On the field, however, Arena faces the same issues his predecessor did: a shortage of depth at right back and left back, the lack of a playmaking midfielder and the need for an alternative to aging goalkeepers Tim Howard and Brad Guzan.

An inability to solve those problems was one of the things that cost Klinsmann his job. If Arena is also unable to find a solution, the damage could be far greater.


The U.S. is one of seven nations, alongside Argentina, Brazil, Germany, Italy, Spain and South Korea, that have qualified for the last seven World Cups. To keep that streak alive, the team will have to finish in the top three of the CONCACAF tournament, meaning it probably needs 15 points from its final eight qualifiers, giving it little margin for error.

“We’ve got to dig ourselves out of a little bit of a hole,” said Arena, who followed a difficult qualifying campaign for the 2002 tournament by leading the U.S. to the World Cup quarterfinals in South Korea,  the best finish by an American team in the modern era. “So we’ve got to do things the right way and have this program prepared for March.”

In some ways, Arena can’t lose. If he rescues the team and qualifies for the 2018 tournament, he’ll add to an already unparalleled legacy. If he comes up short, blame will fall on the slow start under Klinsmann. But the coach said a recent trip to Las Vegas taught him the fallacy of that theory.

On the first night, Arena enjoyed a long winning streak at the blackjack table, so when he came back the next day he was essentially playing with house money, all of which he lost, sending him home empty-handed. The lesson? No one cares how a competition starts but no one forgets how it ends.

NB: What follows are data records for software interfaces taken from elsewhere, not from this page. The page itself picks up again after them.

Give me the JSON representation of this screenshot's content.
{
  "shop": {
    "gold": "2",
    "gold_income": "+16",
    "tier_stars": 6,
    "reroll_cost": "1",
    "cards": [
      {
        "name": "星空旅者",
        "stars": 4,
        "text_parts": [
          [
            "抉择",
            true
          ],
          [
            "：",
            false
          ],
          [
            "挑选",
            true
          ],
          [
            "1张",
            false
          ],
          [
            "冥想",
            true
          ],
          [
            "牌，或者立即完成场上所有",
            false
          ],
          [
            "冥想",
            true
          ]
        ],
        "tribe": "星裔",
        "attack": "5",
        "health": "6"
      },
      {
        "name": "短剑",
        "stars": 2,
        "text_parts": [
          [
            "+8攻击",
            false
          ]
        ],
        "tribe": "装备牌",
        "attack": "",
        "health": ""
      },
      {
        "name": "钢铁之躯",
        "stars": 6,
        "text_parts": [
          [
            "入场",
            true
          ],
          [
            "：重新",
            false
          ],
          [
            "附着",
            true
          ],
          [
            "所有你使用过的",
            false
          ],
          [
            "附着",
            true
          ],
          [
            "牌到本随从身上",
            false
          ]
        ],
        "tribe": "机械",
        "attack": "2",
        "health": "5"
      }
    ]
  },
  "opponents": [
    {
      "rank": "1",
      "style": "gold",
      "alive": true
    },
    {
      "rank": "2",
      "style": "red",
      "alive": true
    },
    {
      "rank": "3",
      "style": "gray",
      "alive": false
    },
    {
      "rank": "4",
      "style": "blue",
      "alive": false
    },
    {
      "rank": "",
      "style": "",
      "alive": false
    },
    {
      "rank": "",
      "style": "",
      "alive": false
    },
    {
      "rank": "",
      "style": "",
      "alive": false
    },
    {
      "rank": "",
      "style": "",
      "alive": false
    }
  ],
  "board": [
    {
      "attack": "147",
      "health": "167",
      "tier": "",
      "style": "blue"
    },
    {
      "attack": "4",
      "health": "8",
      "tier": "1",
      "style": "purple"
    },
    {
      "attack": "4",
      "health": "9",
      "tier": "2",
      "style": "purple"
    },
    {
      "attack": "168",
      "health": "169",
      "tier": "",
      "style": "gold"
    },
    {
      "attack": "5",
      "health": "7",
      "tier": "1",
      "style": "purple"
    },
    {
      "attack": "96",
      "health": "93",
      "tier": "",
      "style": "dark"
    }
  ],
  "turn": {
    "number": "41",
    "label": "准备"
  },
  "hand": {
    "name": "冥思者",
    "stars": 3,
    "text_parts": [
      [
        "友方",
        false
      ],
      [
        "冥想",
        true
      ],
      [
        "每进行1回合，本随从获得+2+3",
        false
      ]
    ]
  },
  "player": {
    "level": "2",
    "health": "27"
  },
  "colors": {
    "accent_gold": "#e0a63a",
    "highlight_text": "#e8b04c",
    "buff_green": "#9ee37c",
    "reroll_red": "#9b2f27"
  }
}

“I can’t be that comfortable just playing with house money. I’ve got to realize that I can lose it all,” Arena said. “There are no excuses for not qualifying.”

Twitter: @kbaxter11


Get our weekly Soccer newsletter